Over Memorial Day weekend Julie and I spent some time with all four of our grandchildren. I had no grandchildren until I married Julie three years ago. At that time there were two. Now there are four.
This handsome quartet includes Eliza, almost 7; Wyatt, 5, Beckett, almost 3, and Lincoln, nearly 2½. They can wear me out in short order but at the time this story begins I was relaxing on the couch, reading a newspaper.
Three of the kids were playing games with their parents and their grandmother. Beckett, the red-headed family clown, was looking at me and telling the other adults something. When I realized he was talking about me I understood that he had a marble-size wooden bead in his hand that he’d like to throw that bead at my head and knock me down… dead.
I quickly recognized the plot: the story of David the Shepherd Boy and the Philistine giant, Goliath. Apparently, Beckett had recently heard the story of David’s bravery and accuracy and to a kid less than 3’ tall I look an awful lot like Goliath. Bless his heart, Beckett didn’t realize that unlike Wylie Coyote Goliath didn’t miraculously return to life for the next cartoon.
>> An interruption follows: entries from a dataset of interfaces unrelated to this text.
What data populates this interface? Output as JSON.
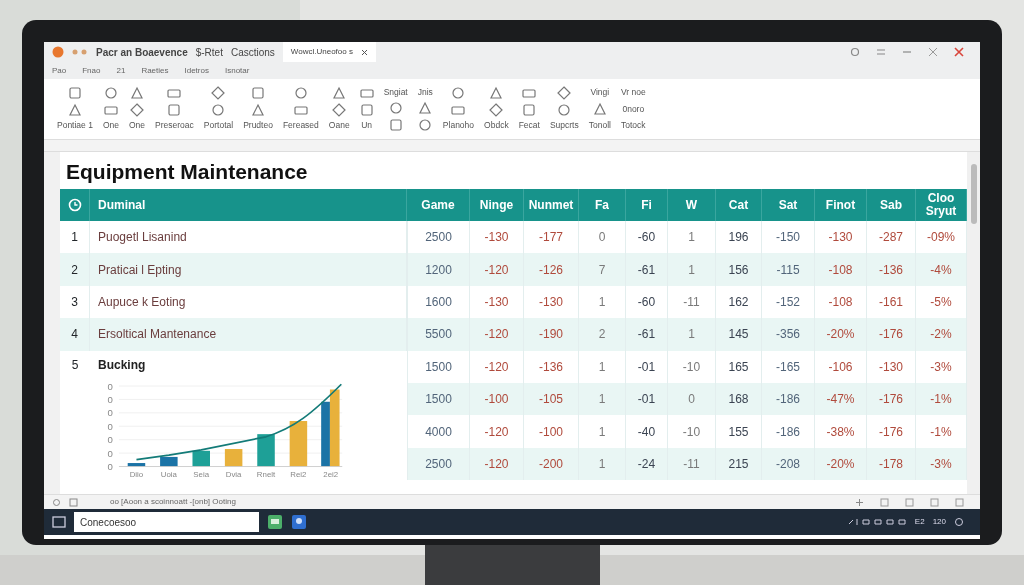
{
  "window": {
    "title": "Pacr an Boaevence",
    "title_extras": [
      "$-Rtet",
      "Casctions"
    ],
    "tab": {
      "label": "Wowcl.Uneofoo s",
      "selected": true
    }
  },
  "menu": [
    "Pao",
    "Fnao",
    "21",
    "Raeties",
    "Idetros",
    "Isnotar"
  ],
  "ribbon": [
    {
      "label": "Pontiae 1"
    },
    {
      "label": "One"
    },
    {
      "label": "One"
    },
    {
      "label": "Preseroac"
    },
    {
      "label": "Portotal"
    },
    {
      "label": "Prudteo"
    },
    {
      "label": "Fereased"
    },
    {
      "label": "Oane"
    },
    {
      "label": "Un"
    },
    {
      "top": "Sngiat"
    },
    {
      "top": "Jnis"
    },
    {
      "label": "Planoho"
    },
    {
      "label": "Obdck"
    },
    {
      "label": "Fecat"
    },
    {
      "label": "Supcrts"
    },
    {
      "top": "Vingi",
      "label": "Tonoll"
    },
    {
      "top": "Vr noe",
      "middle": "0noro",
      "label": "Totock"
    }
  ],
  "sheet": {
    "title": "Equipment Maintenance",
    "columns": [
      {
        "label": "Duminal"
      },
      {
        "label": "Game",
        "color": "#52657a"
      },
      {
        "label": "Ninge",
        "color": "#b04a3c"
      },
      {
        "label": "Nunmet",
        "color": "#b04a3c"
      },
      {
        "label": "Fa",
        "color": "#7a7a7a"
      },
      {
        "label": "Fi",
        "color": "#3b4452"
      },
      {
        "label": "W",
        "color": "#7a7a7a"
      },
      {
        "label": "Cat",
        "color": "#3b4452"
      },
      {
        "label": "Sat",
        "color": "#52657a"
      },
      {
        "label": "Finot",
        "color": "#b04a3c"
      },
      {
        "label": "Sab",
        "color": "#b04a3c"
      },
      {
        "label": "Cloo Sryut",
        "color": "#b04a3c"
      }
    ],
    "rows": [
      {
        "number": "1",
        "name": "Puogetl Lisanind",
        "values": [
          "2500",
          "-130",
          "-177",
          "0",
          "-60",
          "1",
          "196",
          "-150",
          "-130",
          "-287",
          "-09%"
        ]
      },
      {
        "number": "2",
        "name": "Praticai l Epting",
        "values": [
          "1200",
          "-120",
          "-126",
          "7",
          "-61",
          "1",
          "156",
          "-115",
          "-108",
          "-136",
          "-4%"
        ]
      },
      {
        "number": "3",
        "name": "Aupuce k Eoting",
        "values": [
          "1600",
          "-130",
          "-130",
          "1",
          "-60",
          "-11",
          "162",
          "-152",
          "-108",
          "-161",
          "-5%"
        ]
      },
      {
        "number": "4",
        "name": "Ersoltical Mantenance",
        "values": [
          "5500",
          "-120",
          "-190",
          "2",
          "-61",
          "1",
          "145",
          "-356",
          "-20%",
          "-176",
          "-2%"
        ]
      },
      {
        "number": "5",
        "name": "Bucking",
        "values": [
          "1500",
          "-120",
          "-136",
          "1",
          "-01",
          "-10",
          "165",
          "-165",
          "-106",
          "-130",
          "-3%"
        ]
      },
      {
        "values": [
          "1500",
          "-100",
          "-105",
          "1",
          "-01",
          "0",
          "168",
          "-186",
          "-47%",
          "-176",
          "-1%"
        ]
      },
      {
        "values": [
          "4000",
          "-120",
          "-100",
          "1",
          "-40",
          "-10",
          "155",
          "-186",
          "-38%",
          "-176",
          "-1%"
        ]
      },
      {
        "values": [
          "2500",
          "-120",
          "-200",
          "1",
          "-24",
          "-11",
          "215",
          "-208",
          "-20%",
          "-178",
          "-3%"
        ]
      }
    ],
    "chart": {
      "y_labels": [
        "0",
        "0",
        "0",
        "0",
        "0",
        "0",
        "0"
      ],
      "x_labels": [
        "Diio",
        "Uoia",
        "Seia",
        "Dvia",
        "Rnelt",
        "Rei2",
        "2ei2"
      ]
    }
  },
  "status_bar": {
    "text": "oo [Aoon a scoinnoatt -[onb] Ooting"
  },
  "taskbar": {
    "search": "Conecoesoo",
    "tray": [
      "E2",
      "120"
    ]
  }
}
His parents sternly admonished him for his morbid idea and a minute later he was sitting on my lap, showing me his wooden bead collection.
Later in the evening Beckett’s sister, Eliza, pretended to zap me with her Star Wars light saber. I feigned pain and asked Beckett to defend me against his Jedi sister. Before I could stop him, Beckett jumped off my lap and began beating on his sister. This, of course, caught the attention of his father who put Beckett in a time out for hitting his sister. It was my fault; I owe that boy an ice cream cone.
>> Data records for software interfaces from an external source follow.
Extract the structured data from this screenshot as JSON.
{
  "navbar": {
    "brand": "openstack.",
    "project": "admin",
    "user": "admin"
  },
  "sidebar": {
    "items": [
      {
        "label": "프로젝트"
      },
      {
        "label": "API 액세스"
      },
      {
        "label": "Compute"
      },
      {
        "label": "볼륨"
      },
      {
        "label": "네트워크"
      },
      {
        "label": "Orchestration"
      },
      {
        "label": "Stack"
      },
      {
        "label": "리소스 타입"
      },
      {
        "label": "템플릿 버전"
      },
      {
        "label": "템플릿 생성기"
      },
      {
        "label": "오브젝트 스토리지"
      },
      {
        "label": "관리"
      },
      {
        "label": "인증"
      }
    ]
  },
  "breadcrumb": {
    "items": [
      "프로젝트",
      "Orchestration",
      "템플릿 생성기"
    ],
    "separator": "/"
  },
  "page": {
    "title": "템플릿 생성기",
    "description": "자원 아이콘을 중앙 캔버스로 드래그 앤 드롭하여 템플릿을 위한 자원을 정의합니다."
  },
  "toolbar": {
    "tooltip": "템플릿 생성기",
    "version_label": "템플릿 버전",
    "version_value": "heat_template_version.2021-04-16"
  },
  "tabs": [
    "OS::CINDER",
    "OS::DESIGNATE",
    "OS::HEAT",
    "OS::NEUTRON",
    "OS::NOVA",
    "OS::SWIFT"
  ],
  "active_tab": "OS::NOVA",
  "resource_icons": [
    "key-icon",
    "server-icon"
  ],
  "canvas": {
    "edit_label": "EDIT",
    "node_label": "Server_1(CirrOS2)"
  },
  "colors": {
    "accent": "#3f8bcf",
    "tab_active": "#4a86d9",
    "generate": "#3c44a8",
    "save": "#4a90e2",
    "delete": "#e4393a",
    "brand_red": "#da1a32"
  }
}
Sunday evening we drove to a nearby town for supper. Because their car seats are easier to transfer, the two older children – Eliza and Wyatt – rode with Julie and me. Beckett and his cousin, Lincoln, rode with their parents.
Eliza and Wyatt seemed fascinated with speed and encouraged me to drive faster. I refused, explaining speed limits and why one does not want to drive faster than the speed limit. I came to believe they would have enjoyed seeing me get a speeding ticket.
Wyatt asked what was the fastest I had ever driven. I didn’t want to lie to the lad but I also didn’t want to encourage bad behavior in a boy who in little more than 10 years will have his own driver’s license. I didn’t answer immediately but the question persisted so I admitted than when I was a very stupid teenager I had driven more than 130 miles an hour. When I realized that Wyatt thought that was cool I reiterated the foolishness of my behavior.
“Was it fun?” Wyatt persisted.
“No, it was scary,” I admitted.
The question remains: is it better to lie to a child or to be honest and admit your stupidity?
My heart was touched as we left the restaurant Sunday evening. Eliza and Wyatt had strapped themselves into their car seats in our vehicle. Little Lincoln headed for our car. When his mother called him to ride with her, Lincoln said, “I want to ride with Arvid.”
Car seats are an excellent idea but at the moment I would have enjoyed having all four of the grandchildren with us. They have all accepted me and it is my privilege to be their surrogate grandfather. I felt like the Grinch when I explained to Lincoln that he couldn’t ride with Grandma and Arvid.
Monday afternoon we waited until all four children had awakened from their naps before leaving for home. While I’m usually anxious to get on the road, the warm good-bye hugs from each of the grands made the wait worthwhile.
A few days later Julie asked if I had any thoughts on what to buy the grandchildren for Christmas. I told her I had no ideas, “But don’t buy Beckett a sling shot.”